* **Activity**
The pictures get dropped, while every remaining part of the listing is copied exactly.

━━━━━━━━━━━━━━━━━━━━

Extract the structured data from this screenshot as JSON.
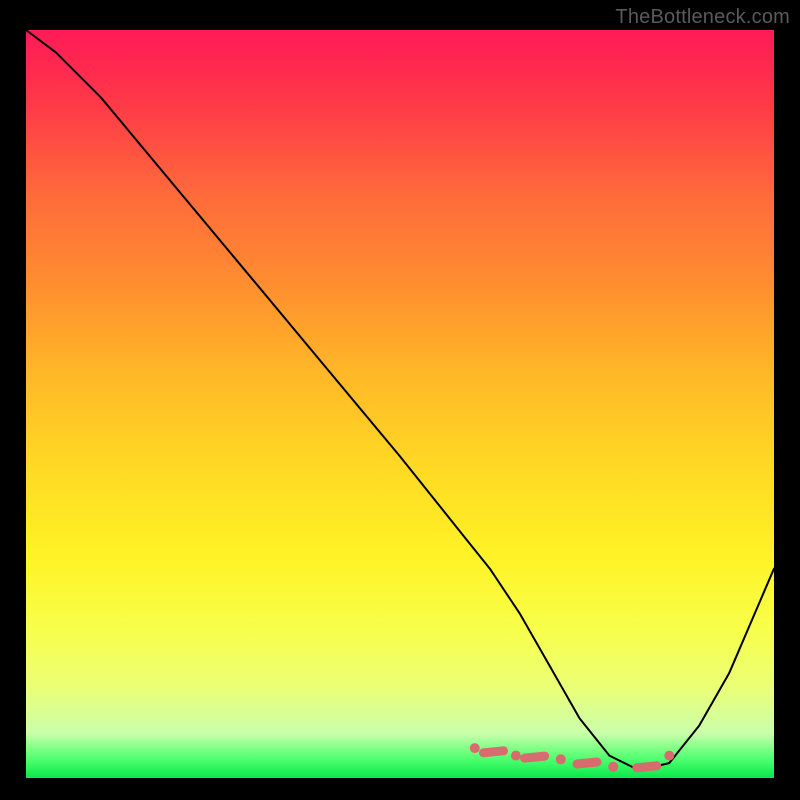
{
  "watermark": "TheBottleneck.com",
  "colors": {
    "page_bg": "#000000",
    "gradient_top": "#ff1a57",
    "gradient_bottom": "#08e84a",
    "curve": "#000000",
    "markers": "#d86b6e",
    "watermark": "#5a5a5a"
  },
  "chart_data": {
    "type": "line",
    "title": "",
    "xlabel": "",
    "ylabel": "",
    "xlim": [
      0,
      100
    ],
    "ylim": [
      0,
      100
    ],
    "x": [
      0,
      4,
      10,
      20,
      30,
      40,
      50,
      58,
      62,
      66,
      70,
      74,
      78,
      82,
      86,
      90,
      94,
      100
    ],
    "y": [
      100,
      97,
      91,
      79,
      67,
      55,
      43,
      33,
      28,
      22,
      15,
      8,
      3,
      1,
      2,
      7,
      14,
      28
    ],
    "markers": {
      "note": "dots and dashes near the trough",
      "points_x": [
        60,
        62.5,
        65.5,
        68,
        71.5,
        75,
        78.5,
        83,
        86
      ],
      "points_y": [
        4,
        3.5,
        3,
        2.8,
        2.5,
        2,
        1.5,
        1.5,
        3
      ]
    },
    "minimum": {
      "x": 82,
      "y": 1
    }
  }
}
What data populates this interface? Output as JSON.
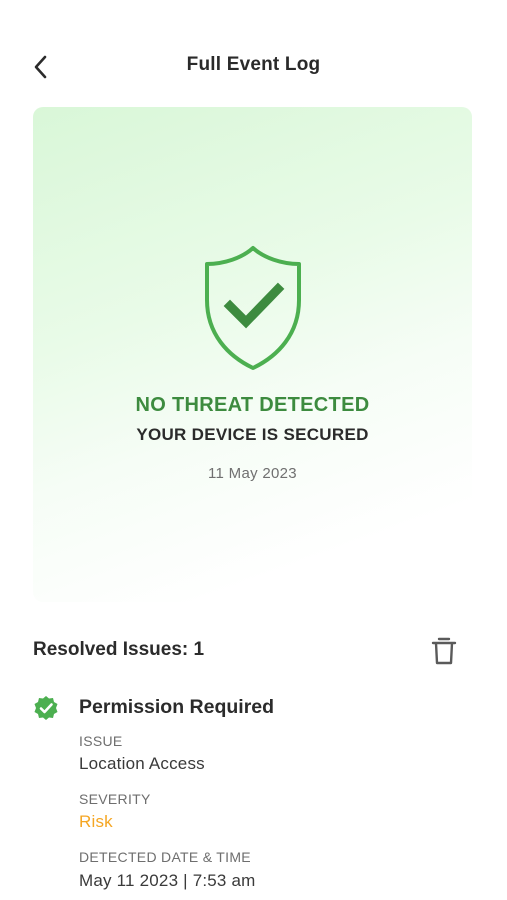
{
  "header": {
    "title": "Full Event Log",
    "back_icon": "chevron-left-icon"
  },
  "status_card": {
    "icon": "shield-check-icon",
    "title": "NO THREAT DETECTED",
    "subtitle": "YOUR DEVICE IS SECURED",
    "date": "11 May 2023",
    "accent_color": "#3d8b3f",
    "shield_color": "#4caf50"
  },
  "resolved": {
    "label": "Resolved Issues: 1",
    "delete_icon": "trash-icon"
  },
  "issue": {
    "status_icon": "verified-check-icon",
    "title": "Permission Required",
    "issue_label": "ISSUE",
    "issue_value": "Location Access",
    "severity_label": "SEVERITY",
    "severity_value": "Risk",
    "severity_color": "#f5a623",
    "detected_label": "DETECTED DATE & TIME",
    "detected_value": "May 11 2023 | 7:53 am"
  }
}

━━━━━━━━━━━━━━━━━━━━

* **Solution**
Extract the structured data from this screenshot as JSON.
{
  "watermark": "TheBottleneck.com",
  "colors": {
    "page_bg": "#000000",
    "gradient_top": "#ff1a57",
    "gradient_bottom": "#08e84a",
    "curve": "#000000",
    "markers": "#d86b6e",
    "watermark": "#5a5a5a"
  },
  "chart_data": {
    "type": "line",
    "title": "",
    "xlabel": "",
    "ylabel": "",
    "xlim": [
      0,
      100
    ],
    "ylim": [
      0,
      100
    ],
    "x": [
      0,
      4,
      10,
      20,
      30,
      40,
      50,
      58,
      62,
      66,
      70,
      74,
      78,
      82,
      86,
      90,
      94,
      100
    ],
    "y": [
      100,
      97,
      91,
      79,
      67,
      55,
      43,
      33,
      28,
      22,
      15,
      8,
      3,
      1,
      2,
      7,
      14,
      28
    ],
    "markers": {
      "note": "dots and dashes near the trough",
      "points_x": [
        60,
        62.5,
        65.5,
        68,
        71.5,
        75,
        78.5,
        83,
        86
      ],
      "points_y": [
        4,
        3.5,
        3,
        2.8,
        2.5,
        2,
        1.5,
        1.5,
        3
      ]
    },
    "minimum": {
      "x": 82,
      "y": 1
    }
  }
}
What data populates this interface? Output as JSON.
{
  "header": {
    "title": "Full Event Log",
    "back_icon": "chevron-left-icon"
  },
  "status_card": {
    "icon": "shield-check-icon",
    "title": "NO THREAT DETECTED",
    "subtitle": "YOUR DEVICE IS SECURED",
    "date": "11 May 2023",
    "accent_color": "#3d8b3f",
    "shield_color": "#4caf50"
  },
  "resolved": {
    "label": "Resolved Issues: 1",
    "delete_icon": "trash-icon"
  },
  "issue": {
    "status_icon": "verified-check-icon",
    "title": "Permission Required",
    "issue_label": "ISSUE",
    "issue_value": "Location Access",
    "severity_label": "SEVERITY",
    "severity_value": "Risk",
    "severity_color": "#f5a623",
    "detected_label": "DETECTED DATE & TIME",
    "detected_value": "May 11 2023 | 7:53 am"
  }
}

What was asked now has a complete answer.